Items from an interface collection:
Content starts

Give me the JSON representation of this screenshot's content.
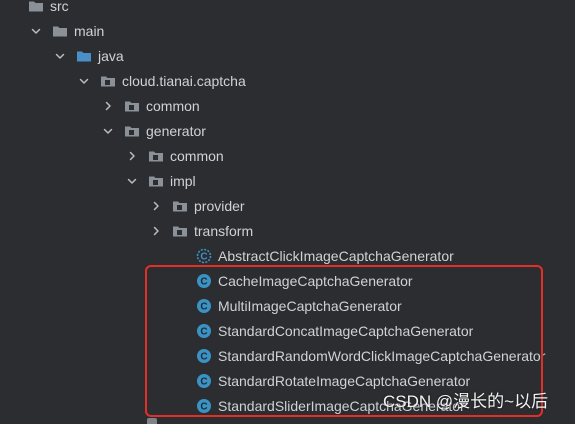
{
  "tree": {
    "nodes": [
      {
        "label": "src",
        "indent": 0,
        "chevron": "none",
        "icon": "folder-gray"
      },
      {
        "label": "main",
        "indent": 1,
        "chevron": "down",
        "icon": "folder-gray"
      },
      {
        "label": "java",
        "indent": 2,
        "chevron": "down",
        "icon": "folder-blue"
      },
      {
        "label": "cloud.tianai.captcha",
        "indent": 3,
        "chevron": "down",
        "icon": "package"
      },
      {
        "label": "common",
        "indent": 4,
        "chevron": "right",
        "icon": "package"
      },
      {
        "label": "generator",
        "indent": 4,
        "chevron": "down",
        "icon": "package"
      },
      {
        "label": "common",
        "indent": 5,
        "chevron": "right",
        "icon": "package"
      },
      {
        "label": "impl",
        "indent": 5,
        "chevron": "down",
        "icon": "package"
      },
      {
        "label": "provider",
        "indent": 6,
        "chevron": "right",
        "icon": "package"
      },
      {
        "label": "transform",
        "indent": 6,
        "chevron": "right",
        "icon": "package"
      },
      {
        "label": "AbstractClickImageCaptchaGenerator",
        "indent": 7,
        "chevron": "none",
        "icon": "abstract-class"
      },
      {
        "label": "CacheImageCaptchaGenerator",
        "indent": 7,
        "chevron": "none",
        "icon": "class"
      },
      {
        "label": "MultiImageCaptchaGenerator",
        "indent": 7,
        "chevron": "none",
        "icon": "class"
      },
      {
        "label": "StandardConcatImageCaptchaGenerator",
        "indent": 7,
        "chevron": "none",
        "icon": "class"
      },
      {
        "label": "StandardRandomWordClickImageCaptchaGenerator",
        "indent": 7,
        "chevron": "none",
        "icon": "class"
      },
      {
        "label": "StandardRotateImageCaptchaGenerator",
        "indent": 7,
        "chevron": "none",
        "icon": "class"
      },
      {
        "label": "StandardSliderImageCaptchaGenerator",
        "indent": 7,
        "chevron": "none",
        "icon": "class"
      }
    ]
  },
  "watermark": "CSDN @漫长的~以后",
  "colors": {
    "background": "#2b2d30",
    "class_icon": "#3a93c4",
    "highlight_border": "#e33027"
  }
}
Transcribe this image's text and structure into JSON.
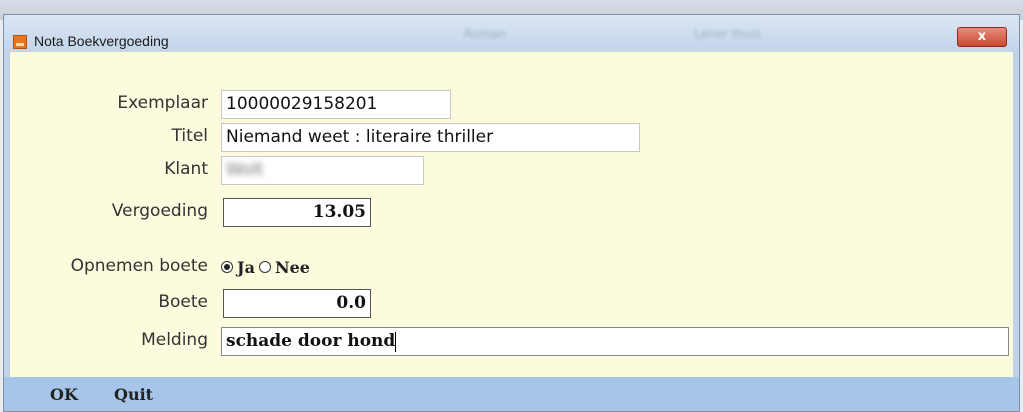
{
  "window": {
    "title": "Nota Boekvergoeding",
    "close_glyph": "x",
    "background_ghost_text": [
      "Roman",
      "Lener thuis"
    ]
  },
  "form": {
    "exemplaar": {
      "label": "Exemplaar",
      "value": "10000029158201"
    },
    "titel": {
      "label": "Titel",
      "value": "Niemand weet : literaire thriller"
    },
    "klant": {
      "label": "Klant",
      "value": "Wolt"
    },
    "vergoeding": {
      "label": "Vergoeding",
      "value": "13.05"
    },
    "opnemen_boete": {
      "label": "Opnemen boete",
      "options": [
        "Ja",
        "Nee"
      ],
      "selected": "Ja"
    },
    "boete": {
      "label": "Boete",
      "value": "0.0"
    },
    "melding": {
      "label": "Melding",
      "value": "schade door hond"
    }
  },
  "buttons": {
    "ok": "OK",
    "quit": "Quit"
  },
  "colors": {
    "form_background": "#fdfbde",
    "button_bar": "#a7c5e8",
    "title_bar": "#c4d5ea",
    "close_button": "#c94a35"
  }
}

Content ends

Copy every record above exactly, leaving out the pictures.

» **Response below**
Give me the JSON representation of this screenshot's content.
{
  "tree": {
    "nodes": [
      {
        "label": "src",
        "indent": 0,
        "chevron": "none",
        "icon": "folder-gray"
      },
      {
        "label": "main",
        "indent": 1,
        "chevron": "down",
        "icon": "folder-gray"
      },
      {
        "label": "java",
        "indent": 2,
        "chevron": "down",
        "icon": "folder-blue"
      },
      {
        "label": "cloud.tianai.captcha",
        "indent": 3,
        "chevron": "down",
        "icon": "package"
      },
      {
        "label": "common",
        "indent": 4,
        "chevron": "right",
        "icon": "package"
      },
      {
        "label": "generator",
        "indent": 4,
        "chevron": "down",
        "icon": "package"
      },
      {
        "label": "common",
        "indent": 5,
        "chevron": "right",
        "icon": "package"
      },
      {
        "label": "impl",
        "indent": 5,
        "chevron": "down",
        "icon": "package"
      },
      {
        "label": "provider",
        "indent": 6,
        "chevron": "right",
        "icon": "package"
      },
      {
        "label": "transform",
        "indent": 6,
        "chevron": "right",
        "icon": "package"
      },
      {
        "label": "AbstractClickImageCaptchaGenerator",
        "indent": 7,
        "chevron": "none",
        "icon": "abstract-class"
      },
      {
        "label": "CacheImageCaptchaGenerator",
        "indent": 7,
        "chevron": "none",
        "icon": "class"
      },
      {
        "label": "MultiImageCaptchaGenerator",
        "indent": 7,
        "chevron": "none",
        "icon": "class"
      },
      {
        "label": "StandardConcatImageCaptchaGenerator",
        "indent": 7,
        "chevron": "none",
        "icon": "class"
      },
      {
        "label": "StandardRandomWordClickImageCaptchaGenerator",
        "indent": 7,
        "chevron": "none",
        "icon": "class"
      },
      {
        "label": "StandardRotateImageCaptchaGenerator",
        "indent": 7,
        "chevron": "none",
        "icon": "class"
      },
      {
        "label": "StandardSliderImageCaptchaGenerator",
        "indent": 7,
        "chevron": "none",
        "icon": "class"
      }
    ]
  },
  "watermark": "CSDN @漫长的~以后",
  "colors": {
    "background": "#2b2d30",
    "class_icon": "#3a93c4",
    "highlight_border": "#e33027"
  }
}
Transcribe this image's text and structure into JSON.
{
  "window": {
    "title": "Nota Boekvergoeding",
    "close_glyph": "x",
    "background_ghost_text": [
      "Roman",
      "Lener thuis"
    ]
  },
  "form": {
    "exemplaar": {
      "label": "Exemplaar",
      "value": "10000029158201"
    },
    "titel": {
      "label": "Titel",
      "value": "Niemand weet : literaire thriller"
    },
    "klant": {
      "label": "Klant",
      "value": "Wolt"
    },
    "vergoeding": {
      "label": "Vergoeding",
      "value": "13.05"
    },
    "opnemen_boete": {
      "label": "Opnemen boete",
      "options": [
        "Ja",
        "Nee"
      ],
      "selected": "Ja"
    },
    "boete": {
      "label": "Boete",
      "value": "0.0"
    },
    "melding": {
      "label": "Melding",
      "value": "schade door hond"
    }
  },
  "buttons": {
    "ok": "OK",
    "quit": "Quit"
  },
  "colors": {
    "form_background": "#fdfbde",
    "button_bar": "#a7c5e8",
    "title_bar": "#c4d5ea",
    "close_button": "#c94a35"
  }
}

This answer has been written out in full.